** MATERIAL FOR THIS EXERCISE follows **
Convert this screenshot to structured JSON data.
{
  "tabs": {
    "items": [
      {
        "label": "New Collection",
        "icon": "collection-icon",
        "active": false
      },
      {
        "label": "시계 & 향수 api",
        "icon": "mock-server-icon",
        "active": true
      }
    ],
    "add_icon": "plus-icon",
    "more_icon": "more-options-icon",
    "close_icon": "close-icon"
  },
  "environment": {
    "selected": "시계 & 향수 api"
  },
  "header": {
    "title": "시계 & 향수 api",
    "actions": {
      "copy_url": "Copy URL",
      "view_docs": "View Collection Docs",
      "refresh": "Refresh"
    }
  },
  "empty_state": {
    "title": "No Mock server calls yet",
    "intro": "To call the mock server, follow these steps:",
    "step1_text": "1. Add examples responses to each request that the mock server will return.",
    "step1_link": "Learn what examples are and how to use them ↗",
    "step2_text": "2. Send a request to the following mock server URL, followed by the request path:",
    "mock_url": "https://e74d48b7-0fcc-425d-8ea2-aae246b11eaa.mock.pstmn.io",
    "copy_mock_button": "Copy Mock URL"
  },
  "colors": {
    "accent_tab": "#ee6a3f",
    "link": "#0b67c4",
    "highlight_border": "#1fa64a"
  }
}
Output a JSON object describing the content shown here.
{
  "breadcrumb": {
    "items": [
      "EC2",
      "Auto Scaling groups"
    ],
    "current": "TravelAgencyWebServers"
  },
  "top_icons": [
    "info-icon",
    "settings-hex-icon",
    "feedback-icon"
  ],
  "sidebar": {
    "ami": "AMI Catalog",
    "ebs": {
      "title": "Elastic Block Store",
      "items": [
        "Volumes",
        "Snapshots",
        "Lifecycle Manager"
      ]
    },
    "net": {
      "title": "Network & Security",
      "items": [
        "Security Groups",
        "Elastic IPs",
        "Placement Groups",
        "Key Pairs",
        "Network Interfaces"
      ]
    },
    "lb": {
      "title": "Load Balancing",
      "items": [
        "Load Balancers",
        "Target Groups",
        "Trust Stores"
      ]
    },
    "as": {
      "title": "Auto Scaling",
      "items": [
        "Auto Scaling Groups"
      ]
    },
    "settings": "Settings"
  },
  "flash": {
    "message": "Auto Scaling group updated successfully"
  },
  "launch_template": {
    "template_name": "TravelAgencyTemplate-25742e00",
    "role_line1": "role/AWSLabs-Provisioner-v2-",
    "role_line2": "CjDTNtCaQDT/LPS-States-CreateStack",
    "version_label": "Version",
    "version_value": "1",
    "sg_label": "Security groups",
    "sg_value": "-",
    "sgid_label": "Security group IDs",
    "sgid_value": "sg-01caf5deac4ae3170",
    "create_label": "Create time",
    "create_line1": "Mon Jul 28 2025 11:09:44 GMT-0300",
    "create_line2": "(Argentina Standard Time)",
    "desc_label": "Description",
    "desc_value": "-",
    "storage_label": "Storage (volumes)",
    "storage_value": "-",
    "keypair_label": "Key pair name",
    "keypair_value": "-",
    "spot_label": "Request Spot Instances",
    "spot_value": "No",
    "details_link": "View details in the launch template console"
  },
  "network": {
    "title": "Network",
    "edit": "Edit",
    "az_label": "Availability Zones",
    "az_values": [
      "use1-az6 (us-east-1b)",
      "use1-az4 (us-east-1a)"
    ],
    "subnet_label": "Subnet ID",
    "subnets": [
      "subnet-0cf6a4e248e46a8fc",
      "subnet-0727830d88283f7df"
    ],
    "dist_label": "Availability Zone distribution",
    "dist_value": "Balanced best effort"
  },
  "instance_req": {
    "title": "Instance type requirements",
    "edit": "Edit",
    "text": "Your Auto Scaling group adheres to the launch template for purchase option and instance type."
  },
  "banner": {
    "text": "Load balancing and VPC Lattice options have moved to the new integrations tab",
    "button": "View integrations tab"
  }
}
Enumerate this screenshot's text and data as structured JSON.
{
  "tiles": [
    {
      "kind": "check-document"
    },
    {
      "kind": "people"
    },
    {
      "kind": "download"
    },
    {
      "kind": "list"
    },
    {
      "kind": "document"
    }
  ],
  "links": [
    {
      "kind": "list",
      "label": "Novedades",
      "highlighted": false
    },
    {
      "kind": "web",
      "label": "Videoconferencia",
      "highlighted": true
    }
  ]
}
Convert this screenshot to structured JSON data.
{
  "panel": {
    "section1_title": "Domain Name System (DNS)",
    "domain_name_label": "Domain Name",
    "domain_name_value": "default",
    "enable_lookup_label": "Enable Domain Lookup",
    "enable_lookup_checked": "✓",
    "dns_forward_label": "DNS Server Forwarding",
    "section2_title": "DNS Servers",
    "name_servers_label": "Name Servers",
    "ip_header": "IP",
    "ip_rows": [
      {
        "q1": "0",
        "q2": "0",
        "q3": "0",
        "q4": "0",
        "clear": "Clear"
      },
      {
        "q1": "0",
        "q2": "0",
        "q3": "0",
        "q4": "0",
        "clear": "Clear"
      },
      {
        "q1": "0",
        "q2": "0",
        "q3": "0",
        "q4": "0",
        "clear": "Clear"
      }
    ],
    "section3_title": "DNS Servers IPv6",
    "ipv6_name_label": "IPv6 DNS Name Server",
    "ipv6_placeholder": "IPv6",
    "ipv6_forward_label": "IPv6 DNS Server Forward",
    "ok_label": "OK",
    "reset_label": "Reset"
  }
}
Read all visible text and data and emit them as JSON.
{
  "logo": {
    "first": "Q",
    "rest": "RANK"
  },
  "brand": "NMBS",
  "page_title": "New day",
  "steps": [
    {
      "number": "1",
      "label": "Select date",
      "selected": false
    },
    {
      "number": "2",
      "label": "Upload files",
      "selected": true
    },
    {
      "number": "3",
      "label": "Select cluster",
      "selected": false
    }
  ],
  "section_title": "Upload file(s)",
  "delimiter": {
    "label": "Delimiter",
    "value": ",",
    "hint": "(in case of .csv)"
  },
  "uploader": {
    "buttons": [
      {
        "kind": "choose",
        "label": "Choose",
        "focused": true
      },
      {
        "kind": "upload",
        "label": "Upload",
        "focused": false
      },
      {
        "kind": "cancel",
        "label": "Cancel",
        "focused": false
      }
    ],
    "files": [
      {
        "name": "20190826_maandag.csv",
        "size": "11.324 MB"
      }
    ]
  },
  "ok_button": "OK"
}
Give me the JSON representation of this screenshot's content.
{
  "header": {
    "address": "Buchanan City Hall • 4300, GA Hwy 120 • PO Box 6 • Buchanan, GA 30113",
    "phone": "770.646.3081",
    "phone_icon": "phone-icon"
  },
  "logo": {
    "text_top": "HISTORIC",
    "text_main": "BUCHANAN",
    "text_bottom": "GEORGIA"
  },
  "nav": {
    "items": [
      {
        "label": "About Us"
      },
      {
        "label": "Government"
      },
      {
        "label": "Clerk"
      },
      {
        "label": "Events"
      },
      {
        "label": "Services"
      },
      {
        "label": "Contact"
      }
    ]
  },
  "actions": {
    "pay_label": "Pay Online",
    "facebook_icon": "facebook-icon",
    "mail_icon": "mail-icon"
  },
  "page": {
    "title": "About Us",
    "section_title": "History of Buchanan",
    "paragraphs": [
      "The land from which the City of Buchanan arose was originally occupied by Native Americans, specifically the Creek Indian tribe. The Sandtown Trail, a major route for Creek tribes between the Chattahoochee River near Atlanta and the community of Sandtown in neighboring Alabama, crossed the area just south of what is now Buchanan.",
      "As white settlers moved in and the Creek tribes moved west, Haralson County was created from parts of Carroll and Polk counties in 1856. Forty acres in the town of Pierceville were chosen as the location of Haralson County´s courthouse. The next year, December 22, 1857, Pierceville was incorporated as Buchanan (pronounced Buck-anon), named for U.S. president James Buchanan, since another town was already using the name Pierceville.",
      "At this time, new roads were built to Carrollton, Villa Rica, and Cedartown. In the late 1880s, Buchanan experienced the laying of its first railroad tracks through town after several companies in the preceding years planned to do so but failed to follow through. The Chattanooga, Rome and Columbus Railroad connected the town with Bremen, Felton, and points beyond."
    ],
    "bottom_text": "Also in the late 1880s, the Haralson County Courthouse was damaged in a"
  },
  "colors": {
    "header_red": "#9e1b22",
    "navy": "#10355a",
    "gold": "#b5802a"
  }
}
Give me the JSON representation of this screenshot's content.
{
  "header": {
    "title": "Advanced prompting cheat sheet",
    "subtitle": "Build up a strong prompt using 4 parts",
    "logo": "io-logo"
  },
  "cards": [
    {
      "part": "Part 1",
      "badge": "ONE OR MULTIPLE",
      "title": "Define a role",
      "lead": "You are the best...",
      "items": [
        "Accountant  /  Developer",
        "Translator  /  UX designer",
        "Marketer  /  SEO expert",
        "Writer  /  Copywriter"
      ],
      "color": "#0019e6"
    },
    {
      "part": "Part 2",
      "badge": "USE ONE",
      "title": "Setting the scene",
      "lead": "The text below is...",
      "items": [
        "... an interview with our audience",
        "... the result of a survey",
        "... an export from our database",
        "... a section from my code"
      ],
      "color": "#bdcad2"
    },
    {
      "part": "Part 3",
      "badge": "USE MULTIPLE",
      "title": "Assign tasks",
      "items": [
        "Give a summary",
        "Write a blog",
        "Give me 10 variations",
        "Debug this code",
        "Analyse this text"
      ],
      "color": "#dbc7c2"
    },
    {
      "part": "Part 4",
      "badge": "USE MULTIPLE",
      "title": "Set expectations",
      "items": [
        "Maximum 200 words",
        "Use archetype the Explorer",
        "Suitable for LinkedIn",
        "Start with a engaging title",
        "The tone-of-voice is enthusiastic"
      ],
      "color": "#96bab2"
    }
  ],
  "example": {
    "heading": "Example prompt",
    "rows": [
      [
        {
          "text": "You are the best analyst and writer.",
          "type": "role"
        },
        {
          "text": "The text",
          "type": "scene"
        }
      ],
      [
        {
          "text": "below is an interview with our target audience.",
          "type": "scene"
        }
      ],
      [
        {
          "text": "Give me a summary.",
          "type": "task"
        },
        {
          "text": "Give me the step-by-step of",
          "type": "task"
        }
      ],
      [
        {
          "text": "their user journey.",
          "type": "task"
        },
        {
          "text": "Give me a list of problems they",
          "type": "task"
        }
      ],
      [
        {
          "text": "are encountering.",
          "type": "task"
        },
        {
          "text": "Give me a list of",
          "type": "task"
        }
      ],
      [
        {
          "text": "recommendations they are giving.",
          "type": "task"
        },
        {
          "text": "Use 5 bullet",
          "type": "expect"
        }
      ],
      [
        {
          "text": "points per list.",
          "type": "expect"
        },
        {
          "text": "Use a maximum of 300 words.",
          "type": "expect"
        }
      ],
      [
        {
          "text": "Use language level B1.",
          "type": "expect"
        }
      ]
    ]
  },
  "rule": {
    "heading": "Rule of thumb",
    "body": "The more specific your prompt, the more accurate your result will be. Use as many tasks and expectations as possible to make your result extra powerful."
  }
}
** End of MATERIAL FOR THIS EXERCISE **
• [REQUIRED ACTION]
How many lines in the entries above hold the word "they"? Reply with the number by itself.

• [SOLUTION]
2